RECORDS SHOWN.

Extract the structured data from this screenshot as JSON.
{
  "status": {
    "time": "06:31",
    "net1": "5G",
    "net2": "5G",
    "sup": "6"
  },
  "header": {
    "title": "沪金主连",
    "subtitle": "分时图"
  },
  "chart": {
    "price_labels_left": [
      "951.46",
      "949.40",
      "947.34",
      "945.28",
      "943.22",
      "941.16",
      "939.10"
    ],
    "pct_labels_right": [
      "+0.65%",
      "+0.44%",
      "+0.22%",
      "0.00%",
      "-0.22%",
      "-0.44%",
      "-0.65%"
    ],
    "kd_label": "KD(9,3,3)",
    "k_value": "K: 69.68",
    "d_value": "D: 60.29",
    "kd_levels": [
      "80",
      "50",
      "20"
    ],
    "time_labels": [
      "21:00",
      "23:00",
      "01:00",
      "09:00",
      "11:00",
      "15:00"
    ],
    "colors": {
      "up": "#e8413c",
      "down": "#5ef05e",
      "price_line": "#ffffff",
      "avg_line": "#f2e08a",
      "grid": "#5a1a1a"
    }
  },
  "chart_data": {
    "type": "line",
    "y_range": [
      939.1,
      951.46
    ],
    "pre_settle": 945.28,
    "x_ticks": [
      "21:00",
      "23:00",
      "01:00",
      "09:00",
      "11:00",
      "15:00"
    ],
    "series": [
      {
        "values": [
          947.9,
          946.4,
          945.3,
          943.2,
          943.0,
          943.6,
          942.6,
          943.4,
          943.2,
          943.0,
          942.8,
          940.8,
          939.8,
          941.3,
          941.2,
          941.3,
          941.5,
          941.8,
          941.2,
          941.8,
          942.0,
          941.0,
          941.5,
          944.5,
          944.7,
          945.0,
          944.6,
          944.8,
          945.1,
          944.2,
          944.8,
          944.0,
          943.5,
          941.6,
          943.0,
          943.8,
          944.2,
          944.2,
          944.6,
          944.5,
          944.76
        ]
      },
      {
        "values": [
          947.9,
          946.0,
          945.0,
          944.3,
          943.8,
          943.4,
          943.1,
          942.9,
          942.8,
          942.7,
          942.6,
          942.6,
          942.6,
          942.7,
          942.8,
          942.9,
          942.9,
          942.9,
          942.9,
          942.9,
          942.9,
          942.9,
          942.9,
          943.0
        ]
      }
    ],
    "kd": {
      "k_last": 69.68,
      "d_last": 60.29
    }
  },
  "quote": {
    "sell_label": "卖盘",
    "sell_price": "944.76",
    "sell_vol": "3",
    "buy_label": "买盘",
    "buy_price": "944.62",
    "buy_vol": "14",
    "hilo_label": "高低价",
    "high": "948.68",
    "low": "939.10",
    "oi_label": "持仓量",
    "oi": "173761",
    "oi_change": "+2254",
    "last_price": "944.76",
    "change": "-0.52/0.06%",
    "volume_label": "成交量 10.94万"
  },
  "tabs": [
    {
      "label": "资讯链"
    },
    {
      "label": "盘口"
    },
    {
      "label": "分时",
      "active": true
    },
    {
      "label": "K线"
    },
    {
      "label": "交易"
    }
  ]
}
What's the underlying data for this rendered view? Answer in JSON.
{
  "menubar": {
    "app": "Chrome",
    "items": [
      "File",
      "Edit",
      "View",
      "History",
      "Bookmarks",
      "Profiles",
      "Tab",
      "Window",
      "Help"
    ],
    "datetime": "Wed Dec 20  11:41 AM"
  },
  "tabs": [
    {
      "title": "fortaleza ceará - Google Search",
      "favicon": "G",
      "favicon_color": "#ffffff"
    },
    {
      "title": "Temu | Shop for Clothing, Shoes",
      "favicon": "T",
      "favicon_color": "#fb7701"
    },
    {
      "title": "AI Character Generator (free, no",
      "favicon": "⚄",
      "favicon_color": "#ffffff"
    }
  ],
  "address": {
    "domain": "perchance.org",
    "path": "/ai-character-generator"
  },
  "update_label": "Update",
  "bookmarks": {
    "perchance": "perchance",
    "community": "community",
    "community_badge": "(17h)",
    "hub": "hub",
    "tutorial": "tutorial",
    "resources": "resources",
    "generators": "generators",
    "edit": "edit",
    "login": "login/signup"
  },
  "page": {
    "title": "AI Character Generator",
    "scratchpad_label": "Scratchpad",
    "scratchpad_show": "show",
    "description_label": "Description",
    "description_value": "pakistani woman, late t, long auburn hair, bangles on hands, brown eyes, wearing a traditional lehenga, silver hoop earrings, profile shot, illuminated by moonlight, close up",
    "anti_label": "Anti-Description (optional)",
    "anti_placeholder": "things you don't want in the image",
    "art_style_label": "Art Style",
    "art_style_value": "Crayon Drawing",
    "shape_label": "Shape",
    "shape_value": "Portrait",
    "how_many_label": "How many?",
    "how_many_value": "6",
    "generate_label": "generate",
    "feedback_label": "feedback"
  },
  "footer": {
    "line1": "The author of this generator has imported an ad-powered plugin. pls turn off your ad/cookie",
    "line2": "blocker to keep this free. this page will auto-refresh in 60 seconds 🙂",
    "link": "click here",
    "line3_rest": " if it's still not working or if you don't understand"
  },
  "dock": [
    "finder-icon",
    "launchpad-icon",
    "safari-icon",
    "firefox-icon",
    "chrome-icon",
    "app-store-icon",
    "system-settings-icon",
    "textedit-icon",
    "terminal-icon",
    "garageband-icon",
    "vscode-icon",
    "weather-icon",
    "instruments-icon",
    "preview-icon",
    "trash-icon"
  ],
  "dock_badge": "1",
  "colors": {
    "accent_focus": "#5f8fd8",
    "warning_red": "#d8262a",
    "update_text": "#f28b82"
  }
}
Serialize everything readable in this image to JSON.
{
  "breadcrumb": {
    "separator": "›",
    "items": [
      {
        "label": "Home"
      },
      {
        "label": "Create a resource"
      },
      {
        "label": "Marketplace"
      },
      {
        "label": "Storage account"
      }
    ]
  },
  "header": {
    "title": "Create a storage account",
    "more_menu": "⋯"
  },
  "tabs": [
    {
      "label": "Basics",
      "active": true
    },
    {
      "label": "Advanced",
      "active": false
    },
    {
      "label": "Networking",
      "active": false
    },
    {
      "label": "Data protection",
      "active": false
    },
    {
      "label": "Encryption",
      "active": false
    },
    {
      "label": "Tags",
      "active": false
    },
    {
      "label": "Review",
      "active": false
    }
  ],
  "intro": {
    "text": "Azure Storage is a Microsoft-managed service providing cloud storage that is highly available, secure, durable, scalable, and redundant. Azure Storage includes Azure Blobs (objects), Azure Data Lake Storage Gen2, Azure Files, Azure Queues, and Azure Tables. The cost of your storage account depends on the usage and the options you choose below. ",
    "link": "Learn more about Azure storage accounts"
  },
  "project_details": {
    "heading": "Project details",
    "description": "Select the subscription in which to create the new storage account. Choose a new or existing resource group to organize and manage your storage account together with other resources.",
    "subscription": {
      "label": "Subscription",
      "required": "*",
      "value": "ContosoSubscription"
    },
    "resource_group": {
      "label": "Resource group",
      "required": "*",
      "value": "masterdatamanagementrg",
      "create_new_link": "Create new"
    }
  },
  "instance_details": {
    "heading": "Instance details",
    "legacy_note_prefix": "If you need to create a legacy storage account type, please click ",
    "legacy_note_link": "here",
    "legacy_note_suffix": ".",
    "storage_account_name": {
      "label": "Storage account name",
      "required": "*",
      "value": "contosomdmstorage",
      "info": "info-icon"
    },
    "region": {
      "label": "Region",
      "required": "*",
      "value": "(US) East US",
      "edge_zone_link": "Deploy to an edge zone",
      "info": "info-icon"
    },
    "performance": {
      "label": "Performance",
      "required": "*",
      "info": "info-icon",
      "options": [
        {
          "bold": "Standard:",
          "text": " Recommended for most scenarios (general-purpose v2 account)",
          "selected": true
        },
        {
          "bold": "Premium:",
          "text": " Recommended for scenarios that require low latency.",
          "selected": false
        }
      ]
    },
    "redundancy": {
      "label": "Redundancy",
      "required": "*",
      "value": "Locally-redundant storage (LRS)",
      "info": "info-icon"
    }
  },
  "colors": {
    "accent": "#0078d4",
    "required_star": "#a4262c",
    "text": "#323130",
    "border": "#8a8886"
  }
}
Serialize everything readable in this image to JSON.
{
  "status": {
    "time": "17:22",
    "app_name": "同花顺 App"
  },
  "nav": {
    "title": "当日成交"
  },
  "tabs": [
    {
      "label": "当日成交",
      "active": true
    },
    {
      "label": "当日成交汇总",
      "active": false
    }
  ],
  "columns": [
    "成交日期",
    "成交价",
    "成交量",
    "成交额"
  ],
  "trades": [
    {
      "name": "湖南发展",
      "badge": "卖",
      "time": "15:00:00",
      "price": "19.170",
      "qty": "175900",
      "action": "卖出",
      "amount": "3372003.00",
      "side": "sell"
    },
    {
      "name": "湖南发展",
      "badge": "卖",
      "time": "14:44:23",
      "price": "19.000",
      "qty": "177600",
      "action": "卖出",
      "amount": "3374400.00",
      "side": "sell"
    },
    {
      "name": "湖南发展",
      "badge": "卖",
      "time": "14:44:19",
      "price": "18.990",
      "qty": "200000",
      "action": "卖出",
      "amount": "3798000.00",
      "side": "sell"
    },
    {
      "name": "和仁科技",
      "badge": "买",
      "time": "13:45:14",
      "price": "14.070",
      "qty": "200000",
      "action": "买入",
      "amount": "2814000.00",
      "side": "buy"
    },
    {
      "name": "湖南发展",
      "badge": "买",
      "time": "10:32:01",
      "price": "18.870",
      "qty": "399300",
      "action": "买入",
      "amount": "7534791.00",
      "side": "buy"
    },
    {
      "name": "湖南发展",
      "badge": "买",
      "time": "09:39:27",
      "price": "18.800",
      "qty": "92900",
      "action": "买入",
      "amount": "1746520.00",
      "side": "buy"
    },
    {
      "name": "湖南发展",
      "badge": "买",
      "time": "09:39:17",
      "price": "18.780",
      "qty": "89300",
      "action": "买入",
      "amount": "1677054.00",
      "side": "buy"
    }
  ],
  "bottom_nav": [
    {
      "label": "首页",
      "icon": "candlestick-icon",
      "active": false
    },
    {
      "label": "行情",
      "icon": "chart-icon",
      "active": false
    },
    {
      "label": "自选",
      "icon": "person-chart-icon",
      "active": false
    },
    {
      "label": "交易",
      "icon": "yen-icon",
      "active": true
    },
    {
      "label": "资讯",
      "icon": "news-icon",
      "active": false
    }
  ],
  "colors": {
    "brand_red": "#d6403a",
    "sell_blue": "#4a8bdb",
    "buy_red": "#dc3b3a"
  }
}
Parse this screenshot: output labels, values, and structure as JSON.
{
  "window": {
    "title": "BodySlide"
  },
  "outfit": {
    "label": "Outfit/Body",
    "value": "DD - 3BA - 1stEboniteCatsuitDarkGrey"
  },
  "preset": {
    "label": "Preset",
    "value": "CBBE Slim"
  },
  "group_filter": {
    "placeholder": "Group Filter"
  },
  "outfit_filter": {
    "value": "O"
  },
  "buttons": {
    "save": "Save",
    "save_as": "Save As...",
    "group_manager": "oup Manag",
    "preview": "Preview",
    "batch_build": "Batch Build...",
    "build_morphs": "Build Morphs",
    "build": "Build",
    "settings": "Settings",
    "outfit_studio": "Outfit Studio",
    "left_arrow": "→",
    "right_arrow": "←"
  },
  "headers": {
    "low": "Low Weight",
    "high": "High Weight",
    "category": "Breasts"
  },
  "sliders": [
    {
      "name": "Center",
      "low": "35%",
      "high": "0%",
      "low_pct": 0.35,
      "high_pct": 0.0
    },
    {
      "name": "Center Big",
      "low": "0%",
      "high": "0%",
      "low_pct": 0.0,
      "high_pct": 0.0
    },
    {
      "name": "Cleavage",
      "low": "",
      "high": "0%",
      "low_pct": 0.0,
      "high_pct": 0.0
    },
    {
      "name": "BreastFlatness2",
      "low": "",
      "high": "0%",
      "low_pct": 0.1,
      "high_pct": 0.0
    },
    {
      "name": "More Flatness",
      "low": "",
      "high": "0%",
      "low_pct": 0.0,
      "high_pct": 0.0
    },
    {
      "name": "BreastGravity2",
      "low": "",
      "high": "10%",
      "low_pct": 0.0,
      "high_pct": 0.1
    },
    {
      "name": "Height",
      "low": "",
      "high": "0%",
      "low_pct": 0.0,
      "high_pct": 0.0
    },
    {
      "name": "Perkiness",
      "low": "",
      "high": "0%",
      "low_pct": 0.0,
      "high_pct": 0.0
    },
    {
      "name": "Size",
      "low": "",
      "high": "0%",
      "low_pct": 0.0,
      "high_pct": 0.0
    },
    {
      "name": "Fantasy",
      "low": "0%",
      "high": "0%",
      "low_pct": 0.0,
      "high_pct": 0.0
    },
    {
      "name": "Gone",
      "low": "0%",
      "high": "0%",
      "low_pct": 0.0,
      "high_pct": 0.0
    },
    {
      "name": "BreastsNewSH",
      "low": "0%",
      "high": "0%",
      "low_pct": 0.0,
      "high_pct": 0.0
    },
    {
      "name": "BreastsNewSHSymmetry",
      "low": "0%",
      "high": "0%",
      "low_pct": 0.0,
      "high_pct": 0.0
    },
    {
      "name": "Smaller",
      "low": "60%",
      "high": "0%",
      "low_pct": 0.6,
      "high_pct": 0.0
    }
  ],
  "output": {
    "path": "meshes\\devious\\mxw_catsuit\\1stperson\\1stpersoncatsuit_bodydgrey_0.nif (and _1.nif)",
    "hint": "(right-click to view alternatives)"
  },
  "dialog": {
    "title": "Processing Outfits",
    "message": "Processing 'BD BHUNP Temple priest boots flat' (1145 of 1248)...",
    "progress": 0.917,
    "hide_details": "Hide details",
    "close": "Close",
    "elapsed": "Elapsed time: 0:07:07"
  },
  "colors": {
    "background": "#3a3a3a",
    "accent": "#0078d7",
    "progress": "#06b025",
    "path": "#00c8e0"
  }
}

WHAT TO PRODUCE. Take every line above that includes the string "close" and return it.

ANSWER FOR THE TASK.
    "description_value": "pakistani woman, late t, long auburn hair, bangles on hands, brown eyes, wearing a traditional lehenga, silver hoop earrings, profile shot, illuminated by moonlight, close up",
    "close": "Close",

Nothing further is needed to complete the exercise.